Cartagena is considered to have some of the best dining options in the Caribbean, frequently mentioned in the travel guides of Bon Appétit, New York Times, Condé Nast and others. Sometimes, though, we just need a morning coffee to wake us up, a bite to eat as we rush from one museum to another, or an ice cream to cool us down. Here are a few special places within the walled city.


For that morning coffee, step through the large arched doors of Abaco into air conditioned peace, where the walls are lined with books and art, and let the culture sink in. On the left side there’s a coffee bar, and tables arranged in the center of the café encourage people to take their time and enjoy conversation over a cup of coffee.

Here coffee is available in all its forms; cappuccino, macchiato, espresso, frappuccino. But hey, we’re in Colombia so you can be sure the fruit juices will also be fantastic. Snacks such as cakes accompany the drinks. And for those that need something a little stronger there’s a selection of whiskey, rum and wines. Much to my pleasant surprise, the café bookstore also carries Colombia’s free English language newspaper, The City Paper.

Calle de la Iglesia con Calle de la Mantilla esquina, No. 3-86 Local 3


Now, I’m going to warn you. What I’m about to recommend is not pretty. It’s in dire need of renovation. The little metal stools are incredibly uncomfortable and definitely too high for anyone’s legs. And the place is way too small.

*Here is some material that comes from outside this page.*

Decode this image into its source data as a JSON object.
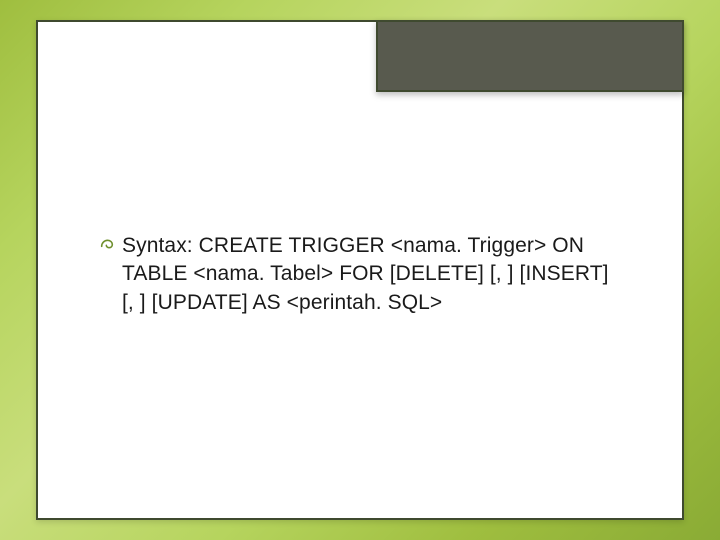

But at this little corner spot across the street from the Plaza de los Estudiantes, people were lining up to buy pasteles, so we had to investigate why. Stepping into the snack place, we looked at the pasteles fresh out of the oven, and decided they did indeed look good. Once in my hands, I could tell by the light feel of the pastry and the buttery smell that these were going to be worth it. The first bite… all that lightness crumbling in my mouth. Warm, tasty, superb, inviting me to eat more. We went back several times during our stay in Cartagena to make sure we tried all the different kinds; cheese, chicken, meat. And yes, they were all good.

Plaza de los Estudiantes.


Given normal daytime tempera- tures, ice cream in general is bound to be popular in Cartagena. My favorite spot is Mia, which opened early March. The first thing I noticed in the small shop was the elephant. In punk rock clothes. Don’t worry, he’s not real; he’s part of an immense wall design, look- ing pleased after having gorged on Mia ice cream. This irreverent artisan ice cream shop with a love of pop art and animals (they also love goats, giraffes, and chimps) is adorable, but would the ice cream be worth it?

I nudged up to the ice cream fridge to peer into the buckets full of frozen cream concoctions. Old favorites such as amarena (creamy vanilla flavor with superb cherry taste), fragola (Italian for strawberry) and nocciola (hazelnut) are undeniably excellent. Then I got to the tropical flavors, which is what traveling to Cartagena is all about.

Lulo has good color, is refreshing and truly conserves the fruit flavor with an acidic bite. Then I was faced with a very orange sapote ice cream. Zapote? Made into ice cream? I was hesitant, but the flavor of the fruit is well captured.

The undeniable best is arequipe con brevas. Yes, figs and Latin American caramel made into ice cream. Creamy, with a complex flavor; a winner.

Calle Sra. del Carmen No. 33- 41.


And then there are those days when a tourist needs to experience something special. Alma Restaurant hides within the newly-opened Casa San Agustín boutique hotel. The hotel itself feels like a huge spa treatment, with a mesmerizing tropical cool about it. Set within centuries’ old houses renovated to perfection, palm trees sway by the pool, and an incredible sense of calm invades every last detail.

The decoration of Alma brings the romance of the Cartagena streets inside with fachadas and a wood balcony window. The rustic and elegant décor includes touches of wrought iron, fresh flowers on the deep terracotta window-sills, lazy ceiling fans, and thick wood beams.

I ordered a churrasco, it was cooked just right, with good texture and flavor, and the tangy peppers were sliced so thin they were almost spaghetti-like. The slow-cooked lamb is a highly recommended dish. A simple dessert menu in- cludes an excellent crème brûlée, while the chocolate volcano was superb.

The service is leisurely; this is not a place to rush through lunch, but to enjoy the meal and surroundings, which is what vacation is all about after all.

Calle de la Universidad No. 36-44.